This study will evaluate whether a gene marker can improve the identification of atrial fibrillation in patients with ischemic stroke, and evaluate whether the decision to anticoagulate could be improved by a marker of atrial fibrillation.
Atrial fibrillation (AF) is a major cause of ischemic stroke that is critical to identify because anticoagulation provides a 66% risk reduction in recurrent stroke. However, opportunities to prevent stroke due to AF are frequently missed because AF is paroxysmal and therefore not detected at the time of stroke. In addition, even when AF is identified anticoagulation may not be initiated due to perceived contraindications.
This study will (1) evaluate whether a gene marker can improve the identification of AF in patients with ischemic stroke, and (2) evaluate decisions by health care provider and patients to anticoagulate AF, and whether this decision could be improved by a marker of AF at time of stroke. An AF Gene Score will be developed comprised of genes associated with inflammatory and thrombotic pathways related to risk of AF thromboembolism in stroke patients with AF. The AF Gene Score measured at time of stroke can stroke will permits rapid identification of stroke due to AF which may increase initiation of anticoagulation therapy. This is important in cryptogenic stroke, where prolonged monitoring leaves uncertainty regarding the association of delayed AF with initial stroke and delays anticoagulation.
- Observation: Cohort
- Perspective: Prospective
- Sampling: Non-Probability Sample
Patients with ischemic stroke

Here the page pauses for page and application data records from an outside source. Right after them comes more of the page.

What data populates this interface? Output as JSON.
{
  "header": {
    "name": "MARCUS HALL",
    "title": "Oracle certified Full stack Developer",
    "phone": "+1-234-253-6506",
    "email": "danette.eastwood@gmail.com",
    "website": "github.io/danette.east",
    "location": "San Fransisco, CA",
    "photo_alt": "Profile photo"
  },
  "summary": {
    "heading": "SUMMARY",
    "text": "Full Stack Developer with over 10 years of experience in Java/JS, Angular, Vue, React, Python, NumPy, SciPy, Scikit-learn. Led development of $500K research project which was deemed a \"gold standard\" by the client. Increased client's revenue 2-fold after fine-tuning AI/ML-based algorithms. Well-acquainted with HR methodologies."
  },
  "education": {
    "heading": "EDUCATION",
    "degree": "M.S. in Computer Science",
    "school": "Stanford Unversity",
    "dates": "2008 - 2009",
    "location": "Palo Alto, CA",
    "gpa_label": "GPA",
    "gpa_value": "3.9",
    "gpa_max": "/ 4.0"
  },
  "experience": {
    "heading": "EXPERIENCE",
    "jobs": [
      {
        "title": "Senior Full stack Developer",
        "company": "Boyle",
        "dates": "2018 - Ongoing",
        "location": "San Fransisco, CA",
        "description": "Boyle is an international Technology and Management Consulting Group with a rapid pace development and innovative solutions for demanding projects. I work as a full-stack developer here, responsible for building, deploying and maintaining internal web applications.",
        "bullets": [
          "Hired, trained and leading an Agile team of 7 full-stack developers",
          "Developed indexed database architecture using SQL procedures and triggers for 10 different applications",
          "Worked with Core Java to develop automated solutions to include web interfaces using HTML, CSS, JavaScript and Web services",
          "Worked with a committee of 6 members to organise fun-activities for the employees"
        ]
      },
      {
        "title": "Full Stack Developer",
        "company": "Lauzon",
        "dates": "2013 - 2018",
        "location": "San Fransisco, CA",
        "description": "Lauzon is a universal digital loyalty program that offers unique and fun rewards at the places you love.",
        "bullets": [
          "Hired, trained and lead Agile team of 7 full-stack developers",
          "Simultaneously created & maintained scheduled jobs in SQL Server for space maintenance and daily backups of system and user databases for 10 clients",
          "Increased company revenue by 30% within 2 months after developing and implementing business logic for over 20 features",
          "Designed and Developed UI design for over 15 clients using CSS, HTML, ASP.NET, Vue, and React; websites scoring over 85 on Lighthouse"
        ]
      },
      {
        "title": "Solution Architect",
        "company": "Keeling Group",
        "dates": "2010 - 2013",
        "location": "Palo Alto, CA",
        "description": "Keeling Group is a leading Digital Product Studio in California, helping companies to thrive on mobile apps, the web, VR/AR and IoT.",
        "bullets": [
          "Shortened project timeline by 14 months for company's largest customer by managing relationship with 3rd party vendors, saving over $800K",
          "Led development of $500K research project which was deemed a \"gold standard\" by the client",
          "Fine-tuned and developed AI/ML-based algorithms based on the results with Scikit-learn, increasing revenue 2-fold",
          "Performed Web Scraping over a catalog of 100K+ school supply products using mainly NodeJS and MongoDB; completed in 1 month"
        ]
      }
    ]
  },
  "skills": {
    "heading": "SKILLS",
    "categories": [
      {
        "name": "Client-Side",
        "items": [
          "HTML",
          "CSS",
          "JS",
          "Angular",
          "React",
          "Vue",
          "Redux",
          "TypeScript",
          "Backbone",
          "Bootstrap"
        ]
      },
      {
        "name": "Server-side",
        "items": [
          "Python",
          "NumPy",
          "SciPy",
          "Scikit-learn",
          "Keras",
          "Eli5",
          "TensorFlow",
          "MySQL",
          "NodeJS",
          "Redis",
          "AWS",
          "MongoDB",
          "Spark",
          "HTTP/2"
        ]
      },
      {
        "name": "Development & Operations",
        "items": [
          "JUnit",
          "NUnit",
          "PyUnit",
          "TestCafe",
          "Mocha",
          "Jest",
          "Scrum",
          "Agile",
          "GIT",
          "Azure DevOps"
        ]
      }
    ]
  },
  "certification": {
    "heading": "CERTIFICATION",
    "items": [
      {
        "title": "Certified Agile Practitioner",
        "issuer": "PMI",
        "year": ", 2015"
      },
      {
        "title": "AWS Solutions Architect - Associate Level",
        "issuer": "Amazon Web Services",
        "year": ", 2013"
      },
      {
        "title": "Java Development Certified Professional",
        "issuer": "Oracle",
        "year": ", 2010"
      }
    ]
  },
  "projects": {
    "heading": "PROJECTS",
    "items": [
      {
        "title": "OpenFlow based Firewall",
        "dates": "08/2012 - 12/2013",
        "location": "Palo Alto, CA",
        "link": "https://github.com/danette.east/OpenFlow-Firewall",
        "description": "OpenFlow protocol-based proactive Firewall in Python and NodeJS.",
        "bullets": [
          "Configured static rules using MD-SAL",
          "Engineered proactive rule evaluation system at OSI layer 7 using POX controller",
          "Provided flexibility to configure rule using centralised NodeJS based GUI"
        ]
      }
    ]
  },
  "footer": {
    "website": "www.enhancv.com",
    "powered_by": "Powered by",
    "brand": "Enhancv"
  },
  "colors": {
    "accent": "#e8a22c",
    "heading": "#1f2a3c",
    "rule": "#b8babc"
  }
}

|Type||Measure||Time Frame||Safety Issue|
|Primary||Gene expression||Post stroke through study completion, an average of 1 year||No|